#### EXERCISE
An exact copy of the data is required, with no pictures in it.
START RECORDS SUPPLIED
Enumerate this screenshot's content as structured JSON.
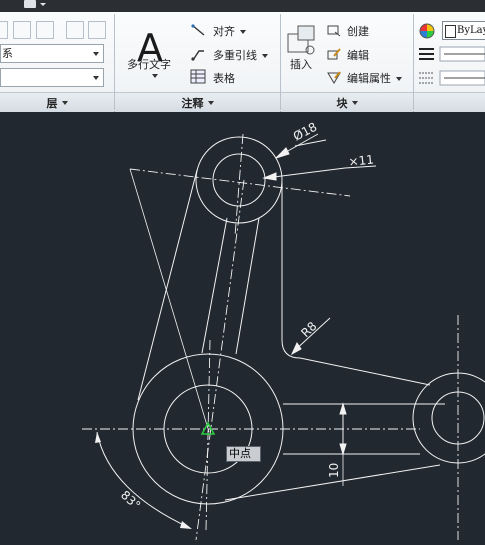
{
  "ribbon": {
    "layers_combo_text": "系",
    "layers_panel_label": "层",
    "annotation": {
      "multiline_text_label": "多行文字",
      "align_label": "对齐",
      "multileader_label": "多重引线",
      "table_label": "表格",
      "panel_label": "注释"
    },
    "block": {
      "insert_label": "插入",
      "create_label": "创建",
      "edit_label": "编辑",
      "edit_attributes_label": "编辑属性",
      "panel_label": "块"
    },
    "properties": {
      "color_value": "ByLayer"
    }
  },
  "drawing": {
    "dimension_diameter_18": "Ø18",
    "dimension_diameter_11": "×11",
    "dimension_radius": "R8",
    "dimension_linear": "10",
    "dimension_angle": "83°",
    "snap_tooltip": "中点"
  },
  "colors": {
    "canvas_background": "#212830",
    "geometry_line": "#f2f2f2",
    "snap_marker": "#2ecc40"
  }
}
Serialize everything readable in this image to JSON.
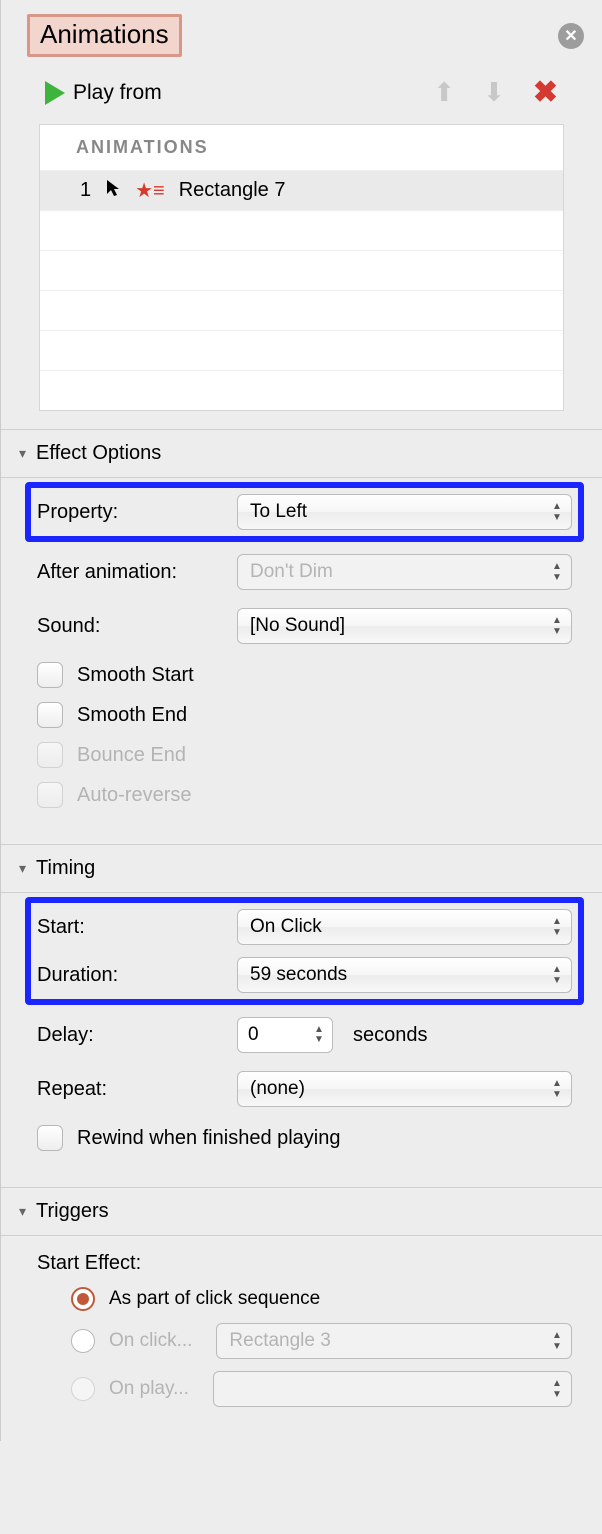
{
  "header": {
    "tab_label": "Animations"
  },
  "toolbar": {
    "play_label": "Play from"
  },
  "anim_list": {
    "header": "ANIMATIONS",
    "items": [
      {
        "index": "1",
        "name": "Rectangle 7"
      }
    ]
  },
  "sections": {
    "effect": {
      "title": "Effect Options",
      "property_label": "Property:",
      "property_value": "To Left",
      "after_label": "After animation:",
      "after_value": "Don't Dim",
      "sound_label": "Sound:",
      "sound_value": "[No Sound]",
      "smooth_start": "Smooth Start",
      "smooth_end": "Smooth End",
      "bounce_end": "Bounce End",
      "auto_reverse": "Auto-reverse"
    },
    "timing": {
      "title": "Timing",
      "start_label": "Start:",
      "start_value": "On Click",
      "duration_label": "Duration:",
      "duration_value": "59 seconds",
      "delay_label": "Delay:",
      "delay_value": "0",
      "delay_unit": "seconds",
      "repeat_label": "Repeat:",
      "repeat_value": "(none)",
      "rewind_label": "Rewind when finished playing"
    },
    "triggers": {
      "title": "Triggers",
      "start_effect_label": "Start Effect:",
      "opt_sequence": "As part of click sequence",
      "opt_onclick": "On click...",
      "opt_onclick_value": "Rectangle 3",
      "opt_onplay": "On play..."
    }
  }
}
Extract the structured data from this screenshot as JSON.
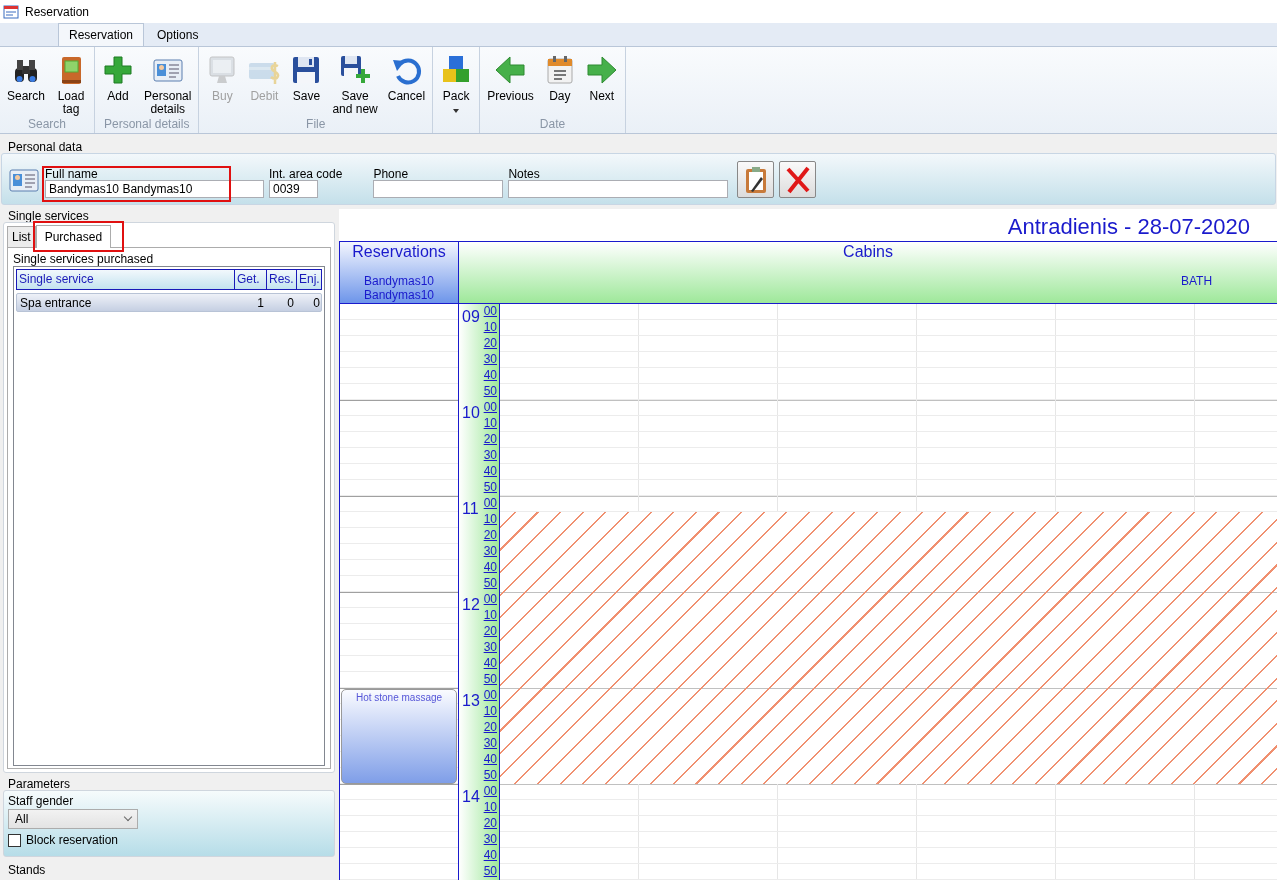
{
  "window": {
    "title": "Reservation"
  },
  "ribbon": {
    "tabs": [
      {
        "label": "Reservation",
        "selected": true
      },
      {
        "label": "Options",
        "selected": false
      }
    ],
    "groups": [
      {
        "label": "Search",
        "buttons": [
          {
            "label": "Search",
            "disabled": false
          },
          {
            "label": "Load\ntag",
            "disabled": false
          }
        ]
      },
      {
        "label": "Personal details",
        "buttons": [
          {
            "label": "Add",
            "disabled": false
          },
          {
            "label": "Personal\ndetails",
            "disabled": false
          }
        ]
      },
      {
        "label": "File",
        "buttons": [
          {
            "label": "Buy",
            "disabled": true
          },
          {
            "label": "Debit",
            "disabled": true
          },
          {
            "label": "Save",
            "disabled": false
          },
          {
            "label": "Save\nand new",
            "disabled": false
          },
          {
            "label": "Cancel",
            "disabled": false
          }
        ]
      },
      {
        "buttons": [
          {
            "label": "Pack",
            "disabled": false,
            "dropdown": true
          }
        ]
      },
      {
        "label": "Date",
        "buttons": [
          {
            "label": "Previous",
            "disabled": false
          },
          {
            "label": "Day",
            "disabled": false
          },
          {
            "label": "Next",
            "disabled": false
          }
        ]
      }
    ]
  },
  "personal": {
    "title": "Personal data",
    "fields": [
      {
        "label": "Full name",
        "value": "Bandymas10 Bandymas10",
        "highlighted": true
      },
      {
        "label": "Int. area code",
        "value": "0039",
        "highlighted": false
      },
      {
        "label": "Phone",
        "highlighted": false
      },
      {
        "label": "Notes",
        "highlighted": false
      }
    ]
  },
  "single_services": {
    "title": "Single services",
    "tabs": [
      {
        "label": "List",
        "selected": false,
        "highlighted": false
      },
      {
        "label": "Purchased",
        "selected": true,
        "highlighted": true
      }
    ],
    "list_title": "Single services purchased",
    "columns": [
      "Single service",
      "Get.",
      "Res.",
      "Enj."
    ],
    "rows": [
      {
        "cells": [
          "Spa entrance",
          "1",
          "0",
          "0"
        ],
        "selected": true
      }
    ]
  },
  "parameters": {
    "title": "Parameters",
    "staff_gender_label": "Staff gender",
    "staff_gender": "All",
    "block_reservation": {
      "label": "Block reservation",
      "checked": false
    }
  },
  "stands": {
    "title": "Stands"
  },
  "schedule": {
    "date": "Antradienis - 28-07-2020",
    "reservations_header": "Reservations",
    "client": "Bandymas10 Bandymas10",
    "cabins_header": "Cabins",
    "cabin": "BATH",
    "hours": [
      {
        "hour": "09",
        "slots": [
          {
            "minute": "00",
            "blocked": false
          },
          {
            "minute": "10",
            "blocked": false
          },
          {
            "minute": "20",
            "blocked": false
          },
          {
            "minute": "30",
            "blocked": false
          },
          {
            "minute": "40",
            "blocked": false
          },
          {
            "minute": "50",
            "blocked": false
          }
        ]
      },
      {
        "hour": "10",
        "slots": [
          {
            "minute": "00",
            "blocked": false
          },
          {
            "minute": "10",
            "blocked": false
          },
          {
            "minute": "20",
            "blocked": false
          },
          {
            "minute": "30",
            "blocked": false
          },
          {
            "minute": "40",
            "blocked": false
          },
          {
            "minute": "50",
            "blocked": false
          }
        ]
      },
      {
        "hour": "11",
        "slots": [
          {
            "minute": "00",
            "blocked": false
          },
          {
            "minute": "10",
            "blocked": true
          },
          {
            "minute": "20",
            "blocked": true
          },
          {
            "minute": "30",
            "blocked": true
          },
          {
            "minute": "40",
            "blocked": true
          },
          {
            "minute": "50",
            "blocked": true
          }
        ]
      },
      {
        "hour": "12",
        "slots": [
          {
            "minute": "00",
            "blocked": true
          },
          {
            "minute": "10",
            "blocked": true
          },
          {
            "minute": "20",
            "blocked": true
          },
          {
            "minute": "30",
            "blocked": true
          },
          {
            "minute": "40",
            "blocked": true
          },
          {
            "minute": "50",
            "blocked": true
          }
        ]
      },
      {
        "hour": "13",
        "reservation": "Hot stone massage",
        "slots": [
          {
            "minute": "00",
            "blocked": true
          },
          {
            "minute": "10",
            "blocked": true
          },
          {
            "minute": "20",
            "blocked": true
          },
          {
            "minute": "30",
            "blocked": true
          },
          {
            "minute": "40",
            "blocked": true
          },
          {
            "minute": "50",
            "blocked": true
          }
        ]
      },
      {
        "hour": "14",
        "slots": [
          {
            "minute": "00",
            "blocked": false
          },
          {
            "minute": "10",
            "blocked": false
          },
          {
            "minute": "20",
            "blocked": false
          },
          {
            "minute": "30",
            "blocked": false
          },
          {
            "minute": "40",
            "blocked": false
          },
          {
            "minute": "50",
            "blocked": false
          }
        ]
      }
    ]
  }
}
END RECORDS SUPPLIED
#### REPLY TO THE EXERCISE
Enumerate this screenshot's content as structured JSON.
{
  "ribbon": {
    "layers_combo_text": "系",
    "layers_panel_label": "层",
    "annotation": {
      "multiline_text_label": "多行文字",
      "align_label": "对齐",
      "multileader_label": "多重引线",
      "table_label": "表格",
      "panel_label": "注释"
    },
    "block": {
      "insert_label": "插入",
      "create_label": "创建",
      "edit_label": "编辑",
      "edit_attributes_label": "编辑属性",
      "panel_label": "块"
    },
    "properties": {
      "color_value": "ByLayer"
    }
  },
  "drawing": {
    "dimension_diameter_18": "Ø18",
    "dimension_diameter_11": "×11",
    "dimension_radius": "R8",
    "dimension_linear": "10",
    "dimension_angle": "83°",
    "snap_tooltip": "中点"
  },
  "colors": {
    "canvas_background": "#212830",
    "geometry_line": "#f2f2f2",
    "snap_marker": "#2ecc40"
  }
}
Serialize everything readable in this image to JSON.
{
  "header": {
    "tab_label": "Animations"
  },
  "toolbar": {
    "play_label": "Play from"
  },
  "anim_list": {
    "header": "ANIMATIONS",
    "items": [
      {
        "index": "1",
        "name": "Rectangle 7"
      }
    ]
  },
  "sections": {
    "effect": {
      "title": "Effect Options",
      "property_label": "Property:",
      "property_value": "To Left",
      "after_label": "After animation:",
      "after_value": "Don't Dim",
      "sound_label": "Sound:",
      "sound_value": "[No Sound]",
      "smooth_start": "Smooth Start",
      "smooth_end": "Smooth End",
      "bounce_end": "Bounce End",
      "auto_reverse": "Auto-reverse"
    },
    "timing": {
      "title": "Timing",
      "start_label": "Start:",
      "start_value": "On Click",
      "duration_label": "Duration:",
      "duration_value": "59 seconds",
      "delay_label": "Delay:",
      "delay_value": "0",
      "delay_unit": "seconds",
      "repeat_label": "Repeat:",
      "repeat_value": "(none)",
      "rewind_label": "Rewind when finished playing"
    },
    "triggers": {
      "title": "Triggers",
      "start_effect_label": "Start Effect:",
      "opt_sequence": "As part of click sequence",
      "opt_onclick": "On click...",
      "opt_onclick_value": "Rectangle 3",
      "opt_onplay": "On play..."
    }
  }
}
Extract the structured data from this screenshot as JSON.
{
  "window": {
    "title": "Reservation"
  },
  "ribbon": {
    "tabs": [
      {
        "label": "Reservation",
        "selected": true
      },
      {
        "label": "Options",
        "selected": false
      }
    ],
    "groups": [
      {
        "label": "Search",
        "buttons": [
          {
            "label": "Search",
            "disabled": false
          },
          {
            "label": "Load\ntag",
            "disabled": false
          }
        ]
      },
      {
        "label": "Personal details",
        "buttons": [
          {
            "label": "Add",
            "disabled": false
          },
          {
            "label": "Personal\ndetails",
            "disabled": false
          }
        ]
      },
      {
        "label": "File",
        "buttons": [
          {
            "label": "Buy",
            "disabled": true
          },
          {
            "label": "Debit",
            "disabled": true
          },
          {
            "label": "Save",
            "disabled": false
          },
          {
            "label": "Save\nand new",
            "disabled": false
          },
          {
            "label": "Cancel",
            "disabled": false
          }
        ]
      },
      {
        "buttons": [
          {
            "label": "Pack",
            "disabled": false,
            "dropdown": true
          }
        ]
      },
      {
        "label": "Date",
        "buttons": [
          {
            "label": "Previous",
            "disabled": false
          },
          {
            "label": "Day",
            "disabled": false
          },
          {
            "label": "Next",
            "disabled": false
          }
        ]
      }
    ]
  },
  "personal": {
    "title": "Personal data",
    "fields": [
      {
        "label": "Full name",
        "value": "Bandymas10 Bandymas10",
        "highlighted": true
      },
      {
        "label": "Int. area code",
        "value": "0039",
        "highlighted": false
      },
      {
        "label": "Phone",
        "highlighted": false
      },
      {
        "label": "Notes",
        "highlighted": false
      }
    ]
  },
  "single_services": {
    "title": "Single services",
    "tabs": [
      {
        "label": "List",
        "selected": false,
        "highlighted": false
      },
      {
        "label": "Purchased",
        "selected": true,
        "highlighted": true
      }
    ],
    "list_title": "Single services purchased",
    "columns": [
      "Single service",
      "Get.",
      "Res.",
      "Enj."
    ],
    "rows": [
      {
        "cells": [
          "Spa entrance",
          "1",
          "0",
          "0"
        ],
        "selected": true
      }
    ]
  },
  "parameters": {
    "title": "Parameters",
    "staff_gender_label": "Staff gender",
    "staff_gender": "All",
    "block_reservation": {
      "label": "Block reservation",
      "checked": false
    }
  },
  "stands": {
    "title": "Stands"
  },
  "schedule": {
    "date": "Antradienis - 28-07-2020",
    "reservations_header": "Reservations",
    "client": "Bandymas10 Bandymas10",
    "cabins_header": "Cabins",
    "cabin": "BATH",
    "hours": [
      {
        "hour": "09",
        "slots": [
          {
            "minute": "00",
            "blocked": false
          },
          {
            "minute": "10",
            "blocked": false
          },
          {
            "minute": "20",
            "blocked": false
          },
          {
            "minute": "30",
            "blocked": false
          },
          {
            "minute": "40",
            "blocked": false
          },
          {
            "minute": "50",
            "blocked": false
          }
        ]
      },
      {
        "hour": "10",
        "slots": [
          {
            "minute": "00",
            "blocked": false
          },
          {
            "minute": "10",
            "blocked": false
          },
          {
            "minute": "20",
            "blocked": false
          },
          {
            "minute": "30",
            "blocked": false
          },
          {
            "minute": "40",
            "blocked": false
          },
          {
            "minute": "50",
            "blocked": false
          }
        ]
      },
      {
        "hour": "11",
        "slots": [
          {
            "minute": "00",
            "blocked": false
          },
          {
            "minute": "10",
            "blocked": true
          },
          {
            "minute": "20",
            "blocked": true
          },
          {
            "minute": "30",
            "blocked": true
          },
          {
            "minute": "40",
            "blocked": true
          },
          {
            "minute": "50",
            "blocked": true
          }
        ]
      },
      {
        "hour": "12",
        "slots": [
          {
            "minute": "00",
            "blocked": true
          },
          {
            "minute": "10",
            "blocked": true
          },
          {
            "minute": "20",
            "blocked": true
          },
          {
            "minute": "30",
            "blocked": true
          },
          {
            "minute": "40",
            "blocked": true
          },
          {
            "minute": "50",
            "blocked": true
          }
        ]
      },
      {
        "hour": "13",
        "reservation": "Hot stone massage",
        "slots": [
          {
            "minute": "00",
            "blocked": true
          },
          {
            "minute": "10",
            "blocked": true
          },
          {
            "minute": "20",
            "blocked": true
          },
          {
            "minute": "30",
            "blocked": true
          },
          {
            "minute": "40",
            "blocked": true
          },
          {
            "minute": "50",
            "blocked": true
          }
        ]
      },
      {
        "hour": "14",
        "slots": [
          {
            "minute": "00",
            "blocked": false
          },
          {
            "minute": "10",
            "blocked": false
          },
          {
            "minute": "20",
            "blocked": false
          },
          {
            "minute": "30",
            "blocked": false
          },
          {
            "minute": "40",
            "blocked": false
          },
          {
            "minute": "50",
            "blocked": false
          }
        ]
      }
    ]
  }
}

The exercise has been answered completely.